In the last few years I’ve done a variety of things for Mind, attended focus groups, done a charity cycle ride and even organized my own awareness event for HR professionals. However, when they asked me to be part of their webinar for line managers my initial response was that I couldn’t do it. I’ve only been open about my own mental health for less than a year and to be on camera, as an “expert”, didn’t sit well with me.
The Mind team persisted though so yesterday I found myself in a basement room, surrounded by a battery of cameras feeling very nervous. I was lucky in that I had met everyone on the panel at least once and Paul Farmer the chief exec is a very calming presence (but then his standard day often involves TV and radio or meetings with the Prime Minister so I guess this doesn’t faze him).
We did our sound checks and before I knew it we were off. Once I got over being slightly self-conscious it became fun. A chat with three other people, all passionately committed to improving the mental health of the country. We relaxed in to our allotted roles, Karen was our policy / research guru, Emma took a strategic view of the workplace and it was my job to field questions on the nitty-gritty line management. Paul kept the conversation moving nicely, bringing us in to support each other as we moved through the audience questions.
I noticed from the questions that there remains a real fear about how to start a conversation around mental health, what words to use.

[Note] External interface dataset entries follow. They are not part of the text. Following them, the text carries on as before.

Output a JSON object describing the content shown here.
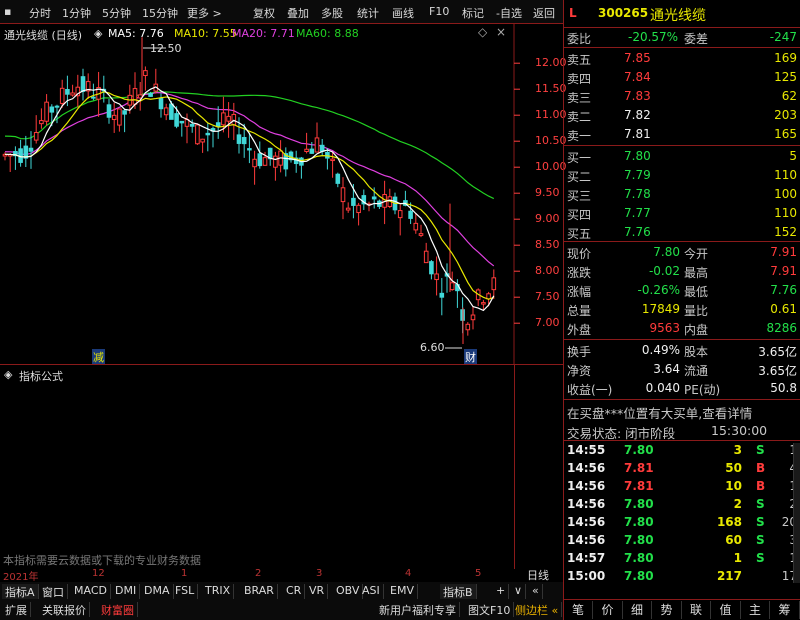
{
  "toolbar": {
    "items": [
      "分时",
      "1分钟",
      "5分钟",
      "15分钟",
      "更多 >",
      "复权",
      "叠加",
      "多股",
      "统计",
      "画线",
      "F10",
      "标记",
      "-自选",
      "返回"
    ]
  },
  "chart_title": "通光线缆 (日线)",
  "ma": {
    "ma5": "MA5: 7.76",
    "ma10": "MA10: 7.55",
    "ma20": "MA20: 7.71",
    "ma60": "MA60: 8.88"
  },
  "colors": {
    "ma5": "#ffffff",
    "ma10": "#e8e800",
    "ma20": "#e040e0",
    "ma60": "#22d022",
    "up": "#ff3b3b",
    "down": "#40d8d8"
  },
  "chart_data": {
    "type": "candlestick",
    "y_ticks": [
      "12.00",
      "11.50",
      "11.00",
      "10.50",
      "10.00",
      "9.50",
      "9.00",
      "8.50",
      "8.00",
      "7.50",
      "7.00"
    ],
    "ylim": [
      6.6,
      12.6
    ],
    "high_label": "12.50",
    "low_label": "6.60",
    "x_labels": [
      "2021年",
      "12",
      "1",
      "2",
      "3",
      "4",
      "5"
    ],
    "markers": [
      "减",
      "财"
    ]
  },
  "indicator": {
    "title": "指标公式",
    "note": "本指标需要云数据或下载的专业财务数据"
  },
  "axis_label": "日线",
  "indicator_tabs": [
    "指标A",
    "窗口",
    "MACD",
    "DMI",
    "DMA",
    "FSL",
    "TRIX",
    "BRAR",
    "CR",
    "VR",
    "OBV",
    "ASI",
    "EMV",
    "指标B",
    "+",
    "∨",
    "«"
  ],
  "bottom_tabs": [
    "扩展",
    "关联报价",
    "财富圈"
  ],
  "promo": [
    "新用户福利专享",
    "图文F10",
    "侧边栏 «"
  ],
  "stock": {
    "flag": "L",
    "code": "300265",
    "name": "通光线缆"
  },
  "weibi": {
    "label1": "委比",
    "value1": "-20.57%",
    "label2": "委差",
    "value2": "-247"
  },
  "sell": [
    {
      "label": "卖五",
      "price": "7.85",
      "vol": "169"
    },
    {
      "label": "卖四",
      "price": "7.84",
      "vol": "125"
    },
    {
      "label": "卖三",
      "price": "7.83",
      "vol": "62"
    },
    {
      "label": "卖二",
      "price": "7.82",
      "vol": "203"
    },
    {
      "label": "卖一",
      "price": "7.81",
      "vol": "165"
    }
  ],
  "buy": [
    {
      "label": "买一",
      "price": "7.80",
      "vol": "5"
    },
    {
      "label": "买二",
      "price": "7.79",
      "vol": "110"
    },
    {
      "label": "买三",
      "price": "7.78",
      "vol": "100"
    },
    {
      "label": "买四",
      "price": "7.77",
      "vol": "110"
    },
    {
      "label": "买五",
      "price": "7.76",
      "vol": "152"
    }
  ],
  "quote": [
    {
      "l1": "现价",
      "v1": "7.80",
      "l2": "今开",
      "v2": "7.91"
    },
    {
      "l1": "涨跌",
      "v1": "-0.02",
      "l2": "最高",
      "v2": "7.91"
    },
    {
      "l1": "涨幅",
      "v1": "-0.26%",
      "l2": "最低",
      "v2": "7.76"
    },
    {
      "l1": "总量",
      "v1": "17849",
      "l2": "量比",
      "v2": "0.61"
    },
    {
      "l1": "外盘",
      "v1": "9563",
      "l2": "内盘",
      "v2": "8286"
    }
  ],
  "fund": [
    {
      "l1": "换手",
      "v1": "0.49%",
      "l2": "股本",
      "v2": "3.65亿"
    },
    {
      "l1": "净资",
      "v1": "3.64",
      "l2": "流通",
      "v2": "3.65亿"
    },
    {
      "l1": "收益(一)",
      "v1": "0.040",
      "l2": "PE(动)",
      "v2": "50.8"
    }
  ],
  "notice": "在买盘***位置有大买单,查看详情",
  "trade_status": {
    "label": "交易状态: 闭市阶段",
    "time": "15:30:00"
  },
  "ticks": [
    {
      "t": "14:55",
      "p": "7.80",
      "v": "3",
      "d": "S",
      "n": "1"
    },
    {
      "t": "14:56",
      "p": "7.81",
      "v": "50",
      "d": "B",
      "n": "4"
    },
    {
      "t": "14:56",
      "p": "7.81",
      "v": "10",
      "d": "B",
      "n": "1"
    },
    {
      "t": "14:56",
      "p": "7.80",
      "v": "2",
      "d": "S",
      "n": "2"
    },
    {
      "t": "14:56",
      "p": "7.80",
      "v": "168",
      "d": "S",
      "n": "20"
    },
    {
      "t": "14:56",
      "p": "7.80",
      "v": "60",
      "d": "S",
      "n": "3"
    },
    {
      "t": "14:57",
      "p": "7.80",
      "v": "1",
      "d": "S",
      "n": "1"
    },
    {
      "t": "15:00",
      "p": "7.80",
      "v": "217",
      "d": "",
      "n": "17"
    }
  ],
  "nav_tabs": [
    "笔",
    "价",
    "细",
    "势",
    "联",
    "值",
    "主",
    "筹"
  ]
}
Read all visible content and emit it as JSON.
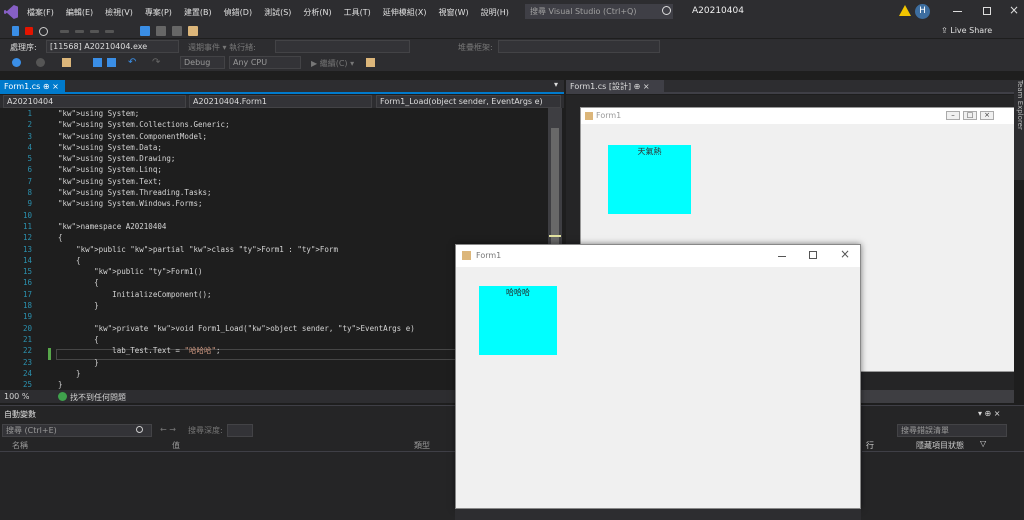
{
  "menu": [
    "檔案(F)",
    "編輯(E)",
    "檢視(V)",
    "專案(P)",
    "建置(B)",
    "偵錯(D)",
    "測試(S)",
    "分析(N)",
    "工具(T)",
    "延伸模組(X)",
    "視窗(W)",
    "說明(H)"
  ],
  "search_placeholder": "搜尋 Visual Studio (Ctrl+Q)",
  "solution_name": "A20210404",
  "user_initial": "H",
  "live_share": "Live Share",
  "process_label": "處理序:",
  "process_value": "[11568] A20210404.exe",
  "lifecycle_label": "週期事件 ▾ 執行緒:",
  "stack_label": "堆疊框架:",
  "debug_config": "Debug",
  "platform": "Any CPU",
  "continue_label": "繼續(C) ▾",
  "editor": {
    "tab_label": "Form1.cs",
    "nav_project": "A20210404",
    "nav_class": "A20210404.Form1",
    "nav_member": "Form1_Load(object sender, EventArgs e)",
    "zoom": "100 %",
    "status": "找不到任何問題"
  },
  "code": [
    {
      "n": "1",
      "t": "using System;"
    },
    {
      "n": "2",
      "t": "using System.Collections.Generic;"
    },
    {
      "n": "3",
      "t": "using System.ComponentModel;"
    },
    {
      "n": "4",
      "t": "using System.Data;"
    },
    {
      "n": "5",
      "t": "using System.Drawing;"
    },
    {
      "n": "6",
      "t": "using System.Linq;"
    },
    {
      "n": "7",
      "t": "using System.Text;"
    },
    {
      "n": "8",
      "t": "using System.Threading.Tasks;"
    },
    {
      "n": "9",
      "t": "using System.Windows.Forms;"
    },
    {
      "n": "10",
      "t": ""
    },
    {
      "n": "11",
      "t": "namespace A20210404"
    },
    {
      "n": "12",
      "t": "{"
    },
    {
      "n": "13",
      "t": "    public partial class Form1 : Form"
    },
    {
      "n": "14",
      "t": "    {"
    },
    {
      "n": "15",
      "t": "        public Form1()"
    },
    {
      "n": "16",
      "t": "        {"
    },
    {
      "n": "17",
      "t": "            InitializeComponent();"
    },
    {
      "n": "18",
      "t": "        }"
    },
    {
      "n": "19",
      "t": ""
    },
    {
      "n": "20",
      "t": "        private void Form1_Load(object sender, EventArgs e)"
    },
    {
      "n": "21",
      "t": "        {"
    },
    {
      "n": "22",
      "t": "            lab_Test.Text = \"哈哈哈\";"
    },
    {
      "n": "23",
      "t": "        }"
    },
    {
      "n": "24",
      "t": "    }"
    },
    {
      "n": "25",
      "t": "}"
    }
  ],
  "designer": {
    "tab_label": "Form1.cs [設計]",
    "form_title": "Form1",
    "label_text": "天氣熱"
  },
  "runtime": {
    "form_title": "Form1",
    "label_text": "哈哈哈"
  },
  "locals": {
    "title": "自動變數",
    "search_placeholder": "搜尋 (Ctrl+E)",
    "depth_label": "搜尋深度:",
    "columns": [
      "名稱",
      "值",
      "類型"
    ]
  },
  "errors": {
    "search_placeholder": "搜尋錯誤清單",
    "columns": [
      "行",
      "隱藏項目狀態"
    ]
  },
  "side_tab": "Team Explorer",
  "colors": {
    "cyan": "#00ffff",
    "accent": "#007acc"
  }
}
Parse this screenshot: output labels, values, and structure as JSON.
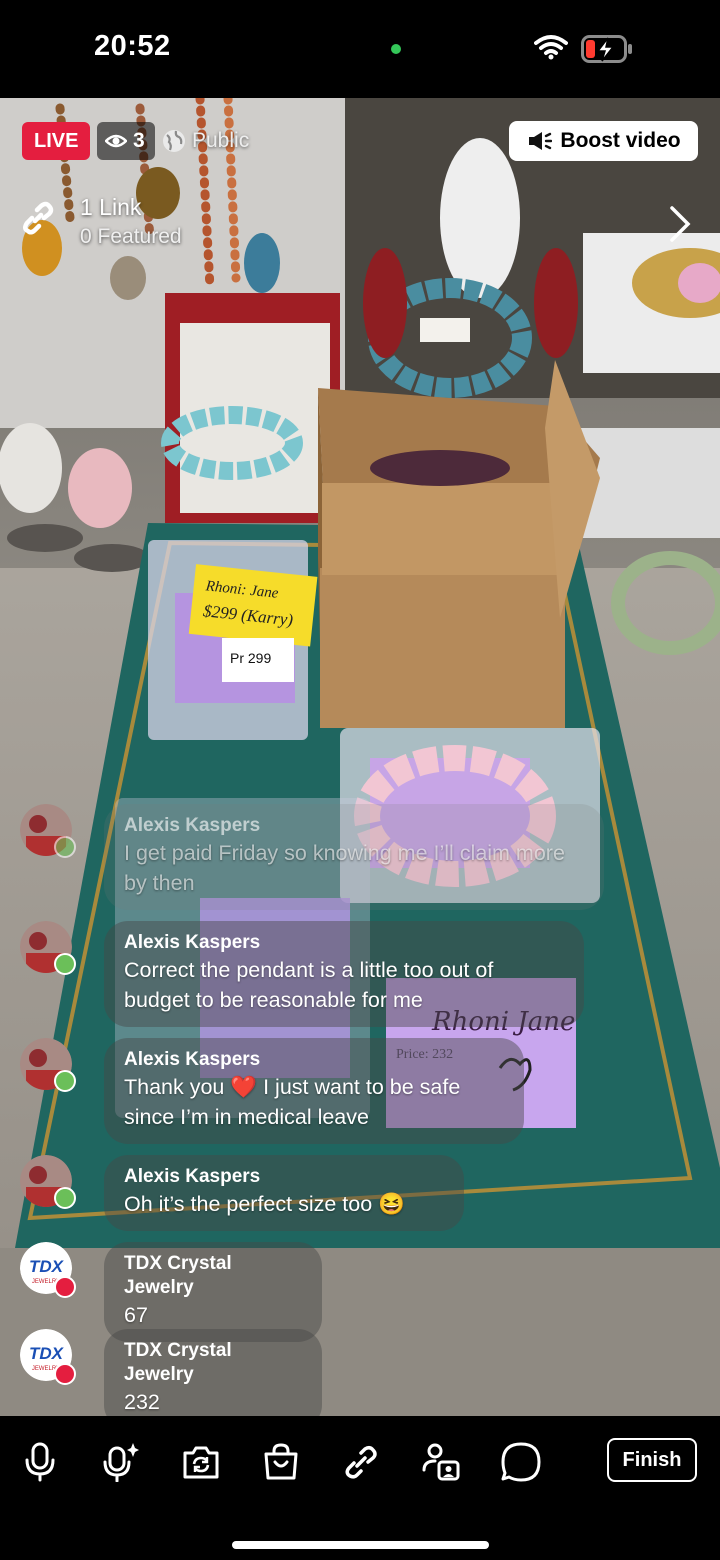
{
  "status": {
    "time": "20:52"
  },
  "overlay": {
    "live_label": "LIVE",
    "viewer_count": "3",
    "visibility": "Public",
    "boost_label": "Boost video",
    "link_title": "1 Link",
    "link_sub": "0 Featured"
  },
  "comments": [
    {
      "name": "Alexis Kaspers",
      "text": "I get paid Friday so knowing me I’ll claim more by then"
    },
    {
      "name": "Alexis Kaspers",
      "text": "Correct the pendant is a little too out of budget to be reasonable for me"
    },
    {
      "name": "Alexis Kaspers",
      "text": "Thank you ❤️ I just want to be safe since I’m in medical leave"
    },
    {
      "name": "Alexis Kaspers",
      "text": "Oh it’s the perfect size too 😆"
    },
    {
      "name": "TDX Crystal Jewelry",
      "text": "67"
    },
    {
      "name": "TDX Crystal Jewelry",
      "text": "232"
    }
  ],
  "scene": {
    "note1_line1": "Rhoni: Jane",
    "note1_line2": "$299 (Karry)",
    "tag_price": "Pr 299",
    "card_handwriting": "Rhoni Jane",
    "card_price": "Price: 232",
    "brand_avatar": "TDX",
    "brand_avatar_sub": "JEWELRY"
  },
  "toolbar": {
    "finish_label": "Finish"
  }
}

I will reiterate what I said on the webinar, there is no perfect opening, no checklist of words. A clumsy start is better than no conversation at all. This is why it is so important to create the kind of workplace where staff wellbeing is a core part of how you do business. That way it is easier to start these conversations.
Which leads me on to a question about what to do if staff were having “performance issues” – (in this case the questioner thought the issues may be caused by a mental health condition but had no evidence to support this). My feeling was that regular one to ones and clear targets would nip many problems in the bud – the same as for any member of staff. Also I think it is important to note that you should never just assume that any colleague has a mental health condition – it’s better to talk to them and find out what is going on. There could be any number of reasons why their performance has dropped.
The final theme I picked up on was the idea that by making some sort of adjustment for staff with a mental health condition, you run the risk of upsetting the rest of your team. I’ve often heard this advanced as a concern by colleagues but I’ve never seen it pan out that way in real life. My top tip for this is actually to speak to everyone in the team, ask them how they would like to organize their work if they had more autonomy. Often you’ll get a bunch of great ideas without having to draw attention to any one member of staff.
I have focussed on the line management questions from the webinar but it’s fair to say that making your workplace more “mentally healthy” can solve a lot of the initial hurdles for managers. Mind publish great guides describing how best to go about this and I would say the attitude of the senior team is key in making this change – they can act as exemplars and role models.
So that was my 45 minutes of fame. I don’t think I will be troubling the judges at the Mind Media Awards any time soon and yet I really enjoyed it. I like the way that Mind is opening up a lot of social media channels to talk to people and I can bear to be on YouTube if it is going to help people get the care and assistance they need.